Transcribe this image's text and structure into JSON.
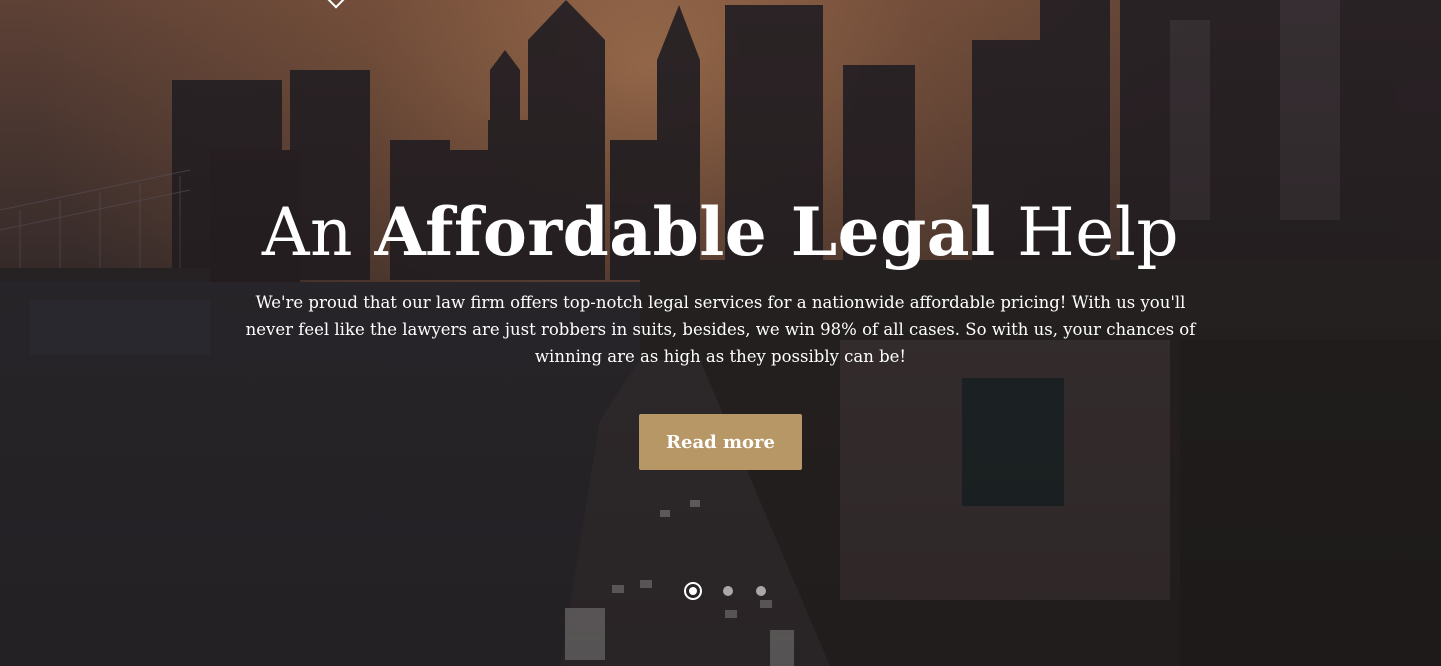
{
  "hero": {
    "headline_pre": "An ",
    "headline_bold": "Affordable Legal",
    "headline_post": " Help",
    "description": "We're proud that our law firm offers top-notch legal services for a nationwide affordable pricing! With us you'll never feel like the lawyers are just robbers in suits, besides, we win 98% of all cases. So with us, your chances of winning are as high as they possibly can be!",
    "cta_label": "Read more",
    "background_image_icon": "city-skyline-photo"
  },
  "slider": {
    "total_slides": 3,
    "active_index": 0
  },
  "colors": {
    "accent": "#b89766",
    "text": "#ffffff"
  }
}
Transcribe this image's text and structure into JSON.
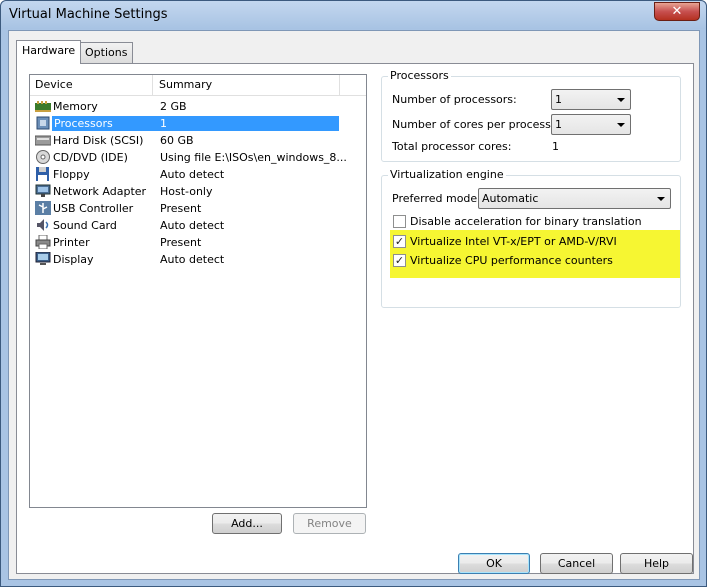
{
  "window": {
    "title": "Virtual Machine Settings",
    "close_glyph": "✕"
  },
  "tabs": [
    {
      "label": "Hardware",
      "active": true
    },
    {
      "label": "Options",
      "active": false
    }
  ],
  "device_list": {
    "columns": [
      "Device",
      "Summary"
    ],
    "rows": [
      {
        "device": "Memory",
        "summary": "2 GB",
        "icon": "memory-icon"
      },
      {
        "device": "Processors",
        "summary": "1",
        "icon": "processor-icon",
        "selected": true
      },
      {
        "device": "Hard Disk (SCSI)",
        "summary": "60 GB",
        "icon": "hard-disk-icon"
      },
      {
        "device": "CD/DVD (IDE)",
        "summary": "Using file E:\\ISOs\\en_windows_8...",
        "icon": "cd-dvd-icon"
      },
      {
        "device": "Floppy",
        "summary": "Auto detect",
        "icon": "floppy-icon"
      },
      {
        "device": "Network Adapter",
        "summary": "Host-only",
        "icon": "network-adapter-icon"
      },
      {
        "device": "USB Controller",
        "summary": "Present",
        "icon": "usb-icon"
      },
      {
        "device": "Sound Card",
        "summary": "Auto detect",
        "icon": "sound-card-icon"
      },
      {
        "device": "Printer",
        "summary": "Present",
        "icon": "printer-icon"
      },
      {
        "device": "Display",
        "summary": "Auto detect",
        "icon": "display-icon"
      }
    ],
    "add_label": "Add...",
    "remove_label": "Remove"
  },
  "processors": {
    "group_title": "Processors",
    "num_processors_label": "Number of processors:",
    "num_processors_value": "1",
    "cores_label": "Number of cores per processor:",
    "cores_value": "1",
    "total_label": "Total processor cores:",
    "total_value": "1"
  },
  "virtualization": {
    "group_title": "Virtualization engine",
    "mode_label": "Preferred mode:",
    "mode_value": "Automatic",
    "disable_accel_label": "Disable acceleration for binary translation",
    "disable_accel_checked": false,
    "vtx_label": "Virtualize Intel VT-x/EPT or AMD-V/RVI",
    "vtx_checked": true,
    "cpu_counters_label": "Virtualize CPU performance counters",
    "cpu_counters_checked": true,
    "check_glyph": "✓",
    "highlight_color": "#f6f632"
  },
  "footer": {
    "ok_label": "OK",
    "cancel_label": "Cancel",
    "help_label": "Help"
  },
  "colors": {
    "selection": "#3399ff",
    "title_bar": "#a9c4e4"
  }
}
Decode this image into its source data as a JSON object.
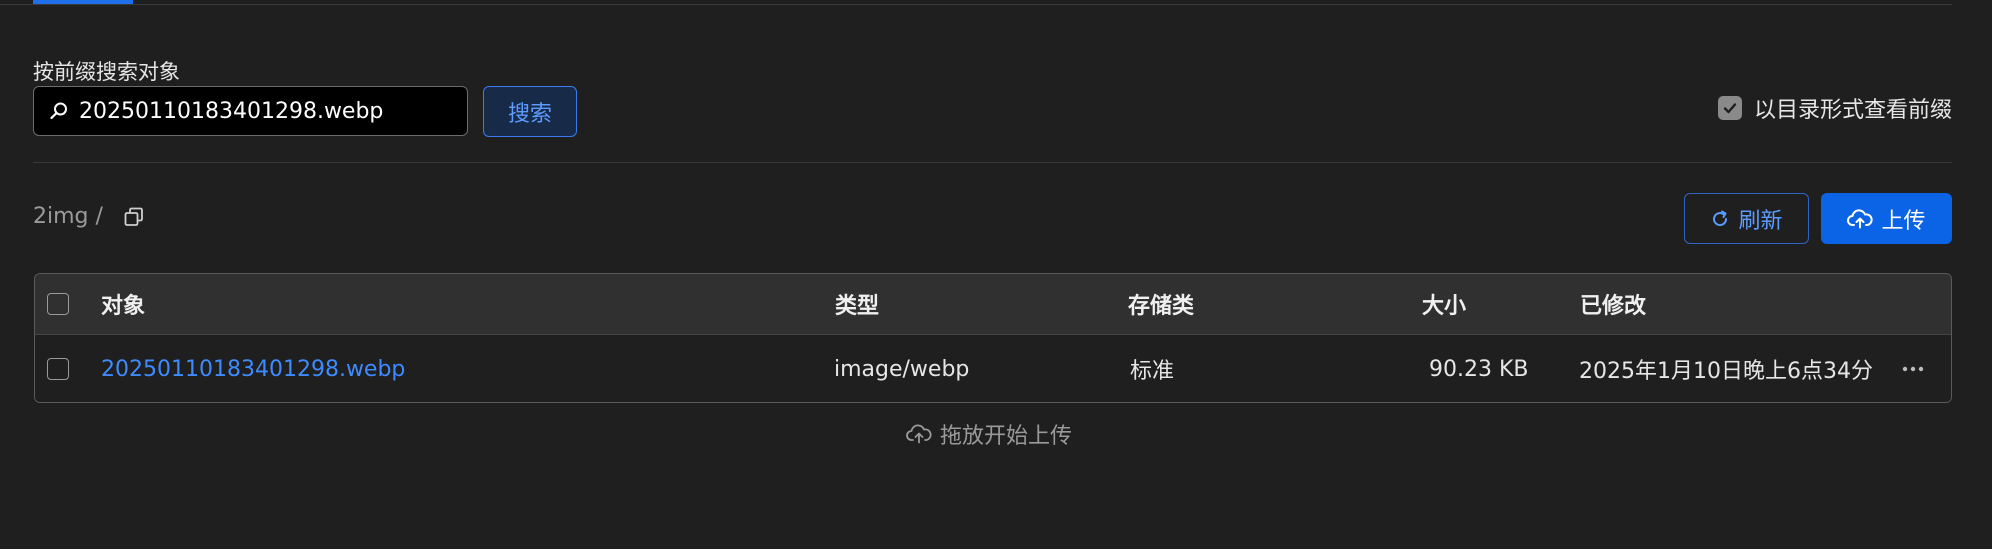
{
  "search": {
    "label": "按前缀搜索对象",
    "value": "20250110183401298.webp",
    "button_label": "搜索"
  },
  "view_toggle": {
    "label": "以目录形式查看前缀",
    "checked": true
  },
  "breadcrumb": {
    "path": "2img /"
  },
  "toolbar": {
    "refresh_label": "刷新",
    "upload_label": "上传"
  },
  "table": {
    "columns": [
      "对象",
      "类型",
      "存储类",
      "大小",
      "已修改"
    ],
    "rows": [
      {
        "name": "20250110183401298.webp",
        "type": "image/webp",
        "storage_class": "标准",
        "size": "90.23 KB",
        "modified": "2025年1月10日晚上6点34分"
      }
    ]
  },
  "drop_hint": "拖放开始上传",
  "colors": {
    "background": "#1f1f1f",
    "accent": "#0b63e5",
    "link": "#3d8bff"
  }
}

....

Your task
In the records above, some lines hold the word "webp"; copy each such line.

Solution to this task
    "value": "20250110183401298.webp",
        "name": "20250110183401298.webp",
        "type": "image/webp",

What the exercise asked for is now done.